[Start of Attachment]

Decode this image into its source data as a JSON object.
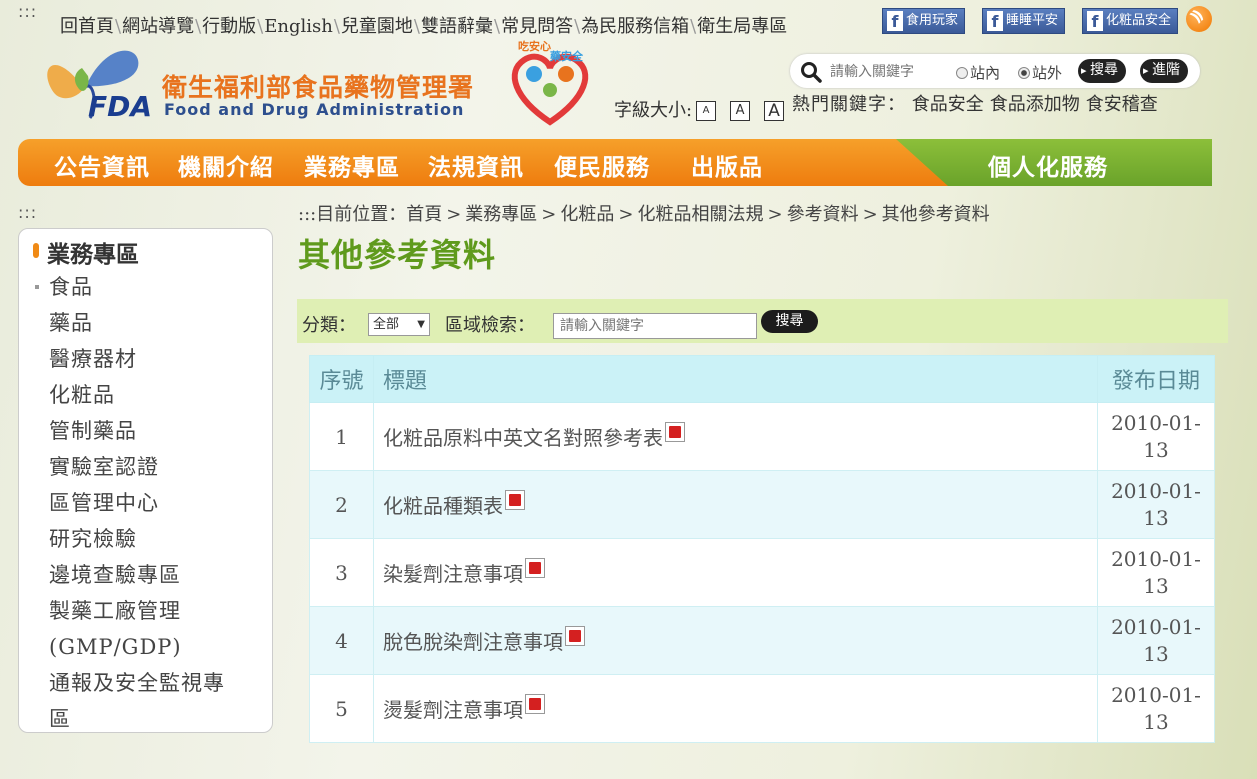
{
  "header": {
    "accesskey_top": ":::",
    "top_links": [
      "回首頁",
      "網站導覽",
      "行動版",
      "English",
      "兒童園地",
      "雙語辭彙",
      "常見問答",
      "為民服務信箱",
      "衛生局專區"
    ],
    "fb_buttons": [
      "食用玩家",
      "睡睡平安",
      "化粧品安全"
    ],
    "fb_letter": "f",
    "logo_fda": "FDA",
    "logo_cname": "衛生福利部食品藥物管理署",
    "logo_ename": "Food and Drug Administration",
    "mascot_text_1": "吃安心",
    "mascot_text_2": "藥安全",
    "search": {
      "placeholder": "請輸入關鍵字",
      "radio_inside": "站內",
      "radio_outside": "站外",
      "selected_radio": "站外",
      "search_button": "搜尋",
      "advanced_button": "進階"
    },
    "font_size_label": "字級大小:",
    "font_size_options": [
      "A",
      "A",
      "A"
    ],
    "hot_keywords_label": "熱門關鍵字：",
    "hot_keywords": [
      "食品安全",
      "食品添加物",
      "食安稽查"
    ]
  },
  "nav": {
    "items": [
      "公告資訊",
      "機關介紹",
      "業務專區",
      "法規資訊",
      "便民服務",
      "出版品"
    ],
    "personal": "個人化服務"
  },
  "accesskey_left": ":::",
  "breadcrumb": {
    "prefix": ":::目前位置：",
    "items": [
      "首頁",
      "業務專區",
      "化粧品",
      "化粧品相關法規",
      "參考資料",
      "其他參考資料"
    ],
    "separator": ">"
  },
  "sidebar": {
    "title": "業務專區",
    "items": [
      "食品",
      "藥品",
      "醫療器材",
      "化粧品",
      "管制藥品",
      "實驗室認證",
      "區管理中心",
      "研究檢驗",
      "邊境查驗專區",
      "製藥工廠管理",
      "(GMP/GDP)",
      "通報及安全監視專",
      "區"
    ]
  },
  "page_title": "其他參考資料",
  "filter": {
    "category_label": "分類：",
    "category_value": "全部",
    "area_search_label": "區域檢索：",
    "keyword_placeholder": "請輸入關鍵字",
    "search_button": "搜尋"
  },
  "table": {
    "headers": {
      "num": "序號",
      "title": "標題",
      "date": "發布日期"
    },
    "rows": [
      {
        "num": "1",
        "title": "化粧品原料中英文名對照參考表",
        "date_line1": "2010-01-",
        "date_line2": "13"
      },
      {
        "num": "2",
        "title": "化粧品種類表",
        "date_line1": "2010-01-",
        "date_line2": "13"
      },
      {
        "num": "3",
        "title": "染髮劑注意事項",
        "date_line1": "2010-01-",
        "date_line2": "13"
      },
      {
        "num": "4",
        "title": "脫色脫染劑注意事項",
        "date_line1": "2010-01-",
        "date_line2": "13"
      },
      {
        "num": "5",
        "title": "燙髮劑注意事項",
        "date_line1": "2010-01-",
        "date_line2": "13"
      }
    ],
    "attachment_icon": "pdf-icon"
  },
  "colors": {
    "nav_orange": "#ee7c0e",
    "nav_green": "#6aa32a",
    "title_green": "#5f9a1c",
    "table_header_bg": "#cbf2f7",
    "filter_bg": "#dfefb4",
    "logo_orange": "#e8731e",
    "logo_blue": "#1a3d8f"
  }
}
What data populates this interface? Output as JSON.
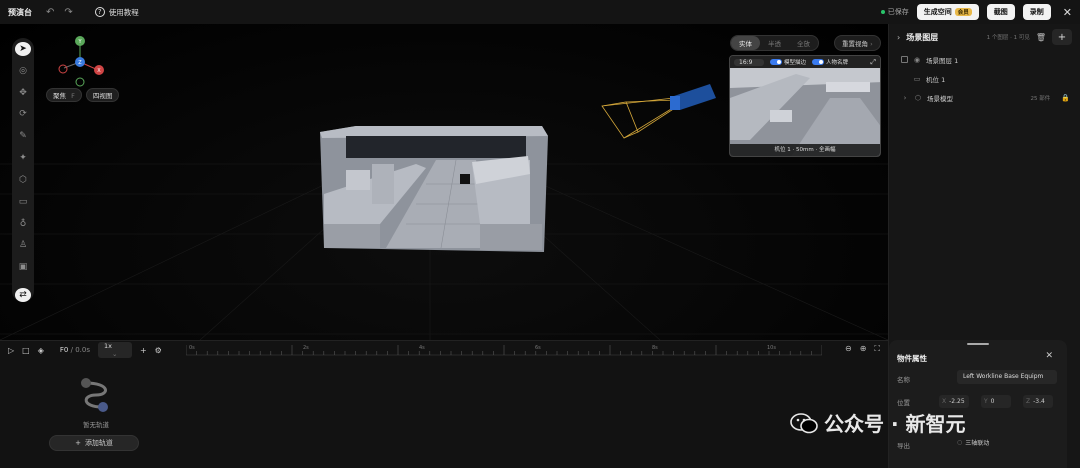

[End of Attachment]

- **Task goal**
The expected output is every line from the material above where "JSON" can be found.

- **Completed task**
Decode this image into its source data as a JSON object.
What data populates this interface? Output as JSON.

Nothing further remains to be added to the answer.